2010 World Monuments Watch
From its strategic perch of over 3,300 feet (1,000 meters), this austere medieval town protected the Spanish territories from the Moors. Construction of its massive walls was begun in 1090, and the fortifications include over 80 semicircular towers and 9 gates. These largely intact defenses created a granite landscape into which the city merged and from which it also emerged. The cathedral was built as an integral element of the embattled walls, while the town’s topography of churches, monasteries, and houses extends beyond the ramparts, creating an ensemble of medieval urbanism. This World Heritage city, like so many other urban centers in Spain and around the world, is faced with increased development pressures and limited land. New construction provides important services and infrastructure to a growing community, but encroaches upon the fortifications and alters historic streetscapes and viewsheds.
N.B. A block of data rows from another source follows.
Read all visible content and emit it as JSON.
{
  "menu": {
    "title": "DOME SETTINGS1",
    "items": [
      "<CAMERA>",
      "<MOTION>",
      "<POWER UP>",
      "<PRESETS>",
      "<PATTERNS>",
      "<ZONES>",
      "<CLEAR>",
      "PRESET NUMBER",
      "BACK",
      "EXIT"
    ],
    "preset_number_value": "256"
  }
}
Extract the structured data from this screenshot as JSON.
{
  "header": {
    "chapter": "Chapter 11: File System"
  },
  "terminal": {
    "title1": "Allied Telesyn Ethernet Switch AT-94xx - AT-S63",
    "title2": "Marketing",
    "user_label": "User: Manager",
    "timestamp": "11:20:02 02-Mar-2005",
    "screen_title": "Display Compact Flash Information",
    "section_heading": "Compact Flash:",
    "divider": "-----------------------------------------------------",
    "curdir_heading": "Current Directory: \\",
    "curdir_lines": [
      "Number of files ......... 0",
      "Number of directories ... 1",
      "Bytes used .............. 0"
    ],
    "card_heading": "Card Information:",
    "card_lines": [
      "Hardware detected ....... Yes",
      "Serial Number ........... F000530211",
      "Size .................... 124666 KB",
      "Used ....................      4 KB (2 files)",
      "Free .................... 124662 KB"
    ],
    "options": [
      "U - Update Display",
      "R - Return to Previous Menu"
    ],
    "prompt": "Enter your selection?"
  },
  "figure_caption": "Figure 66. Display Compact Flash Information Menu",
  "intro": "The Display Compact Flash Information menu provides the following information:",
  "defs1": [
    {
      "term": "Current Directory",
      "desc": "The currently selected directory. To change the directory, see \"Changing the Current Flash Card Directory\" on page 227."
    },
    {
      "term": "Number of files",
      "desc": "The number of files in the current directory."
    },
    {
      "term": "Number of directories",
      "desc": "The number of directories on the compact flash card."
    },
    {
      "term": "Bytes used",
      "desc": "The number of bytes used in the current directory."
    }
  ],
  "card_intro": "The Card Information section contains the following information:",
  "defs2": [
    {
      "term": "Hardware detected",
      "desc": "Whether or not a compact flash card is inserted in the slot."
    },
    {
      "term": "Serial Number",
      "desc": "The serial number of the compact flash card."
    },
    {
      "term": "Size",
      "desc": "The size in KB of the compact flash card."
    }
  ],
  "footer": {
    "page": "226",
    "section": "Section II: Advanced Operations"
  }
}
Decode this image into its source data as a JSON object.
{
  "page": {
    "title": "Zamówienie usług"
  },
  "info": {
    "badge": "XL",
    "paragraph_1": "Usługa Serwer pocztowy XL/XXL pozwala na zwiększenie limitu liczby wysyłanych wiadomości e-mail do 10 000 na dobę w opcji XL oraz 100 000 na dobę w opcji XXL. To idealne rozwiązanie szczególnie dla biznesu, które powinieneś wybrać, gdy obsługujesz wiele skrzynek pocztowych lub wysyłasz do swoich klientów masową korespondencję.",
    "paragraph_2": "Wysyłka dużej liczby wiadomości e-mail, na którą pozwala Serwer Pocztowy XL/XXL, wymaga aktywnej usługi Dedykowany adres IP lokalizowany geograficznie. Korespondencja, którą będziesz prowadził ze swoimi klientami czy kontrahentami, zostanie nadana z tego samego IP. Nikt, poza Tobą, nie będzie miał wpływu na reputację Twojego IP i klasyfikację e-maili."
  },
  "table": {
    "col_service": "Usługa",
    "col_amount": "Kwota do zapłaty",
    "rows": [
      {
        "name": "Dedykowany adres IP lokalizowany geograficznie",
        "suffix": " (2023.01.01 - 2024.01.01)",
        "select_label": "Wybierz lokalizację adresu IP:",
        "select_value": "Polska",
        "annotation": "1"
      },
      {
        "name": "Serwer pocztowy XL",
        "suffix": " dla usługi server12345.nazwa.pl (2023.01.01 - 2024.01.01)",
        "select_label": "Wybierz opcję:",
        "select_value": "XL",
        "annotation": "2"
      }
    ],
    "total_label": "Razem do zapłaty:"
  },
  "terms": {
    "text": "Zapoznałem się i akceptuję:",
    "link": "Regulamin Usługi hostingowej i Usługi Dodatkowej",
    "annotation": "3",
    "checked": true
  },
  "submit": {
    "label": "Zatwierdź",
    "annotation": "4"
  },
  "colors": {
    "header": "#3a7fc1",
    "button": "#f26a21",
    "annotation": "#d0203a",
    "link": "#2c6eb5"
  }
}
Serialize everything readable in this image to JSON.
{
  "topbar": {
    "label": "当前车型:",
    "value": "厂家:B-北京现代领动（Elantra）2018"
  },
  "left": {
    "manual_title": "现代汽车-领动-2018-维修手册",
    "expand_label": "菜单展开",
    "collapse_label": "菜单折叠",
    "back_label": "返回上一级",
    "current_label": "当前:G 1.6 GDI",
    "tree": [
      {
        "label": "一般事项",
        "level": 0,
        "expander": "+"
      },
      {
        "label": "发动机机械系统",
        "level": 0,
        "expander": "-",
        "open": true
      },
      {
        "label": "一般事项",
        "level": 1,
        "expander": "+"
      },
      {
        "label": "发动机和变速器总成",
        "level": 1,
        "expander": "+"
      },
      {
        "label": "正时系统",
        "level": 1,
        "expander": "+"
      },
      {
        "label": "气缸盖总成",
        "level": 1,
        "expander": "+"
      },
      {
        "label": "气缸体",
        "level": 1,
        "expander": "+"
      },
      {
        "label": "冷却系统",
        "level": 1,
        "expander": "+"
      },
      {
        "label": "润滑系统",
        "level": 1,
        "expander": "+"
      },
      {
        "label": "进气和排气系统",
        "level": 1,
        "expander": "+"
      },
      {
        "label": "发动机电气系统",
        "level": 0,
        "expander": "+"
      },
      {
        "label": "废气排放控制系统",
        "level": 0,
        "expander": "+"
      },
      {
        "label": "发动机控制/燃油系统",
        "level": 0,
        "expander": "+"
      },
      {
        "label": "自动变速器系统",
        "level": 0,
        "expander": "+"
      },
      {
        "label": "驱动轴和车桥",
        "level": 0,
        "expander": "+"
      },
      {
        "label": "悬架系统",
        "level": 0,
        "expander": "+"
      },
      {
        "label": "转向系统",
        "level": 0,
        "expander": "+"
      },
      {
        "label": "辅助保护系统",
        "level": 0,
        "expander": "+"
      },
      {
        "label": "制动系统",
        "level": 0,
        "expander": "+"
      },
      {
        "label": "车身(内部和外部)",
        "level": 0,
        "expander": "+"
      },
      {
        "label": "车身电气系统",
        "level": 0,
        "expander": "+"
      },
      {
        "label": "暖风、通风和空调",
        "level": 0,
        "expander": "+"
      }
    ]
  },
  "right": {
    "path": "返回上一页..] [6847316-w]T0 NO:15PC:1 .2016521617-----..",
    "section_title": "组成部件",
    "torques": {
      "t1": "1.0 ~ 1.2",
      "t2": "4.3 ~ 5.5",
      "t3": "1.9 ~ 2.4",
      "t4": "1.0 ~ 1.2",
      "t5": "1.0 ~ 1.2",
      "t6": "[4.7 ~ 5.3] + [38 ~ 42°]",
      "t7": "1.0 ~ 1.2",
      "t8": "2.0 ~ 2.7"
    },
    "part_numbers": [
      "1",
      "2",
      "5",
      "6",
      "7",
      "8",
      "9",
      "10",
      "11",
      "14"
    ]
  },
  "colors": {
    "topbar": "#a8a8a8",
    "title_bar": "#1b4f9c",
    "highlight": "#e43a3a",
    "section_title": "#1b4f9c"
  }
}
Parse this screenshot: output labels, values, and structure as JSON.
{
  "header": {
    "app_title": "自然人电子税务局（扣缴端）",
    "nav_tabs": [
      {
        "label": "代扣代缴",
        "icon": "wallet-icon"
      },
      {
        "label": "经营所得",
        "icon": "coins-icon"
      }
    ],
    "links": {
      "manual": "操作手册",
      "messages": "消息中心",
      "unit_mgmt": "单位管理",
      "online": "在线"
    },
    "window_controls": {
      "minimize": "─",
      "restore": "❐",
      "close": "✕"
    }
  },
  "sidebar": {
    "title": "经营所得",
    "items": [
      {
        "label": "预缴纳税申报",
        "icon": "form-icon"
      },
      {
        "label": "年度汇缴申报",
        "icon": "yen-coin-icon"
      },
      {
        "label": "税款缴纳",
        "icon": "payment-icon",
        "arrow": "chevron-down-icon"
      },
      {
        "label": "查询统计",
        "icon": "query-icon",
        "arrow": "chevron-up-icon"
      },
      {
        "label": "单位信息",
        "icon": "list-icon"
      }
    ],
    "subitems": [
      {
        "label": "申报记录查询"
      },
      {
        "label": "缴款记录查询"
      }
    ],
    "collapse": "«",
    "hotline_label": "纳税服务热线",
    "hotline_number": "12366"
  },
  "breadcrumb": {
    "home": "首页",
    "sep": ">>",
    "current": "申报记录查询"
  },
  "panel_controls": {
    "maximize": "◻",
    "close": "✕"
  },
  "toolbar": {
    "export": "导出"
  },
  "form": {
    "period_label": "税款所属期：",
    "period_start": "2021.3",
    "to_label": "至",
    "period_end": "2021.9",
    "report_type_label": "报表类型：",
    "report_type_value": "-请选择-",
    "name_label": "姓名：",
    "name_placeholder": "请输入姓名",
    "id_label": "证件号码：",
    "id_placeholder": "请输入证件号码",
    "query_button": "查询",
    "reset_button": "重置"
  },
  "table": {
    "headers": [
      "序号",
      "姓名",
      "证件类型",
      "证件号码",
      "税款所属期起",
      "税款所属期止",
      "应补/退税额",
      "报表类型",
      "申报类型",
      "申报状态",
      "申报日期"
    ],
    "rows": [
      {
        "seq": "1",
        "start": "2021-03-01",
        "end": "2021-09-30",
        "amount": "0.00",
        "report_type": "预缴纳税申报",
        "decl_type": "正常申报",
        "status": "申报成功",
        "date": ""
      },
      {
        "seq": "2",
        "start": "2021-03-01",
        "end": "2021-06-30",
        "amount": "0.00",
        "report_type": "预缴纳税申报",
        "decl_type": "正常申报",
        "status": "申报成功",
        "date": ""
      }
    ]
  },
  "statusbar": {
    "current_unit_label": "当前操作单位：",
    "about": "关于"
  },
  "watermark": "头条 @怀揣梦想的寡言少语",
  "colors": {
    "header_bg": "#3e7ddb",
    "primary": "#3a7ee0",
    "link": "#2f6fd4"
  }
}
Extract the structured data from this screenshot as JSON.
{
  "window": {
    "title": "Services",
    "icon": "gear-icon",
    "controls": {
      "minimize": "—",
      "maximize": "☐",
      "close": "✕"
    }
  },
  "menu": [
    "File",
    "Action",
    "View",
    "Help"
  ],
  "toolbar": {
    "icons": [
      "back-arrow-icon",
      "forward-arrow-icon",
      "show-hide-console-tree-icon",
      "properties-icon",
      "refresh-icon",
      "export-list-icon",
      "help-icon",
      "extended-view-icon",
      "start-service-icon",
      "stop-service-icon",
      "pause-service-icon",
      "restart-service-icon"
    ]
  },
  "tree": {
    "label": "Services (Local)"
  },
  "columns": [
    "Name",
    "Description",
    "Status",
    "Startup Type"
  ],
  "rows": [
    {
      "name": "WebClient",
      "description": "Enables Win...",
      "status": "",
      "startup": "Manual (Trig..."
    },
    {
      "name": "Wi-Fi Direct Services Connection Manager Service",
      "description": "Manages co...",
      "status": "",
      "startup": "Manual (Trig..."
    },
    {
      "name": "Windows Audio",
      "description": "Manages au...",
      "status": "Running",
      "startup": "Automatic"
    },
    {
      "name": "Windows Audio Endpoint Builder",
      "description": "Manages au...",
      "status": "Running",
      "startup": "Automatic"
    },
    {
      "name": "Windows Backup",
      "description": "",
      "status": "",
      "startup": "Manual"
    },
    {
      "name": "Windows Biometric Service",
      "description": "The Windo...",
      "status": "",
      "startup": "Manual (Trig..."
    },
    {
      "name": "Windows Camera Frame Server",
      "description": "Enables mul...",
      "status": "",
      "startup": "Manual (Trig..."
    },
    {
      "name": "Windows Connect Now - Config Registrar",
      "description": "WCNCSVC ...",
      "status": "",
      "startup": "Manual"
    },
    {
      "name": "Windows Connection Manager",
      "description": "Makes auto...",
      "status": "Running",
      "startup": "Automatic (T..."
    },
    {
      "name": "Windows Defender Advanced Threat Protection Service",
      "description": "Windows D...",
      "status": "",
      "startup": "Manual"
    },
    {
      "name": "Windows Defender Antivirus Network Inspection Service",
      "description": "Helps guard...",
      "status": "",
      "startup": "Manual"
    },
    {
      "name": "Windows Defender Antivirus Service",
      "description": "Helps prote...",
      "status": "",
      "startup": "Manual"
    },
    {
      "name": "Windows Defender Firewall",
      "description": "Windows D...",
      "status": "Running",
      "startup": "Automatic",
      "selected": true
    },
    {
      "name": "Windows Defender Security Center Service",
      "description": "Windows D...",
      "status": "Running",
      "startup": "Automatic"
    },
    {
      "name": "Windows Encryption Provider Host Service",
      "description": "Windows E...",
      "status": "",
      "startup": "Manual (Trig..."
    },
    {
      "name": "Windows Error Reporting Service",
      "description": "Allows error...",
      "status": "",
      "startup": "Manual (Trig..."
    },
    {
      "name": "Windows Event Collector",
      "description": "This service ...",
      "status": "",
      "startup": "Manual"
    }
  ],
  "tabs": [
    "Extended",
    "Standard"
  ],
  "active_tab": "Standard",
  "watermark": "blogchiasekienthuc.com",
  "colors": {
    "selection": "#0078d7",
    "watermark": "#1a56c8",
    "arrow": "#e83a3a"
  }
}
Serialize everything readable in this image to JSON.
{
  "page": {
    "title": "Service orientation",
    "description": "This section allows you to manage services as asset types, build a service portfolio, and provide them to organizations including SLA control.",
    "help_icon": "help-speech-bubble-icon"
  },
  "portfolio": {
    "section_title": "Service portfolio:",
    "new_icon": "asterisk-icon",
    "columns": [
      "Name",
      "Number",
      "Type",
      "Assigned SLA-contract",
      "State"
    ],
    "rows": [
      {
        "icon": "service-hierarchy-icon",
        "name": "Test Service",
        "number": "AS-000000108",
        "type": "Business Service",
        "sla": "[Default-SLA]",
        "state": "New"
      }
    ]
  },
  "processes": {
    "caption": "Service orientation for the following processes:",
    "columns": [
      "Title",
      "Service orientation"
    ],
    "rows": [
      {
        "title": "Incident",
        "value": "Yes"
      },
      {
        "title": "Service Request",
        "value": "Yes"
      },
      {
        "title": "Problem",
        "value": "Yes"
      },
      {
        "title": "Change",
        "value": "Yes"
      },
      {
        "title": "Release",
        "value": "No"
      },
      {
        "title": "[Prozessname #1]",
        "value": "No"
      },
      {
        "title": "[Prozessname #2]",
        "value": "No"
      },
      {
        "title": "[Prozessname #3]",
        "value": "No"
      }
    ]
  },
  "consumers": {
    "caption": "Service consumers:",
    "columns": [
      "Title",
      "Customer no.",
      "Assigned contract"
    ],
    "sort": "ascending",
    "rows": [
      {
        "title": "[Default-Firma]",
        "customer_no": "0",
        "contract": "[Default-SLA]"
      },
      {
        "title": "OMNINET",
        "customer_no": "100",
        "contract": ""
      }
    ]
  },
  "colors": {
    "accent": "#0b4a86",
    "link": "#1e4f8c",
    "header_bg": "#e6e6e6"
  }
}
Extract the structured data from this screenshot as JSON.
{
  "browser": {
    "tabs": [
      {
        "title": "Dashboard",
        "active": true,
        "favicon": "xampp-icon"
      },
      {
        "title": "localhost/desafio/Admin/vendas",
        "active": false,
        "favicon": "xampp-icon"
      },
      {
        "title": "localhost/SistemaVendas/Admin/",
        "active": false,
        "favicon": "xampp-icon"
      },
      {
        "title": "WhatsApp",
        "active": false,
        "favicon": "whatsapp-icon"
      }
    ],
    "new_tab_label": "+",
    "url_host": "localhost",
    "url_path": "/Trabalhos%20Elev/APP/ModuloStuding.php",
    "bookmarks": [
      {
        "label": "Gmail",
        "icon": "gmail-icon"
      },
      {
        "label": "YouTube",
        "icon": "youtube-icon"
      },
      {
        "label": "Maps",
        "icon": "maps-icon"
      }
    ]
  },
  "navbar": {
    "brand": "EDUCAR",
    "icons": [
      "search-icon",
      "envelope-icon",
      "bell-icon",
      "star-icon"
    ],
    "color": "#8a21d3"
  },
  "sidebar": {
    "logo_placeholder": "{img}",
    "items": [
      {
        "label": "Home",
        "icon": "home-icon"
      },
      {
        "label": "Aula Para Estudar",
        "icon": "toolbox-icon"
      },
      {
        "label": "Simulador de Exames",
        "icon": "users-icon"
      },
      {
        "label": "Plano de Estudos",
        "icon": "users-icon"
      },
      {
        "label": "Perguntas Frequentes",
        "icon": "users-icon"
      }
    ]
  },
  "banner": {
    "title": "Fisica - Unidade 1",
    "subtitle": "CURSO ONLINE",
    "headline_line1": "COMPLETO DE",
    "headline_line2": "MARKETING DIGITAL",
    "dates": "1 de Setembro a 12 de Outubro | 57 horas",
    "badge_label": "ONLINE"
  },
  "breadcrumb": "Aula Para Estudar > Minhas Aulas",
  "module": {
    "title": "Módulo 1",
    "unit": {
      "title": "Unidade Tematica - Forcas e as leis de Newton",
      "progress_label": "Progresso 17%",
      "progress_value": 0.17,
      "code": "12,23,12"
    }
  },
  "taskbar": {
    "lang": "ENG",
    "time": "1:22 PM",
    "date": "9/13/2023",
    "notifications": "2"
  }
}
The need for careful and integrated planning that provides for growth while protecting Ávila’s architectural heritage has never been more critical than now.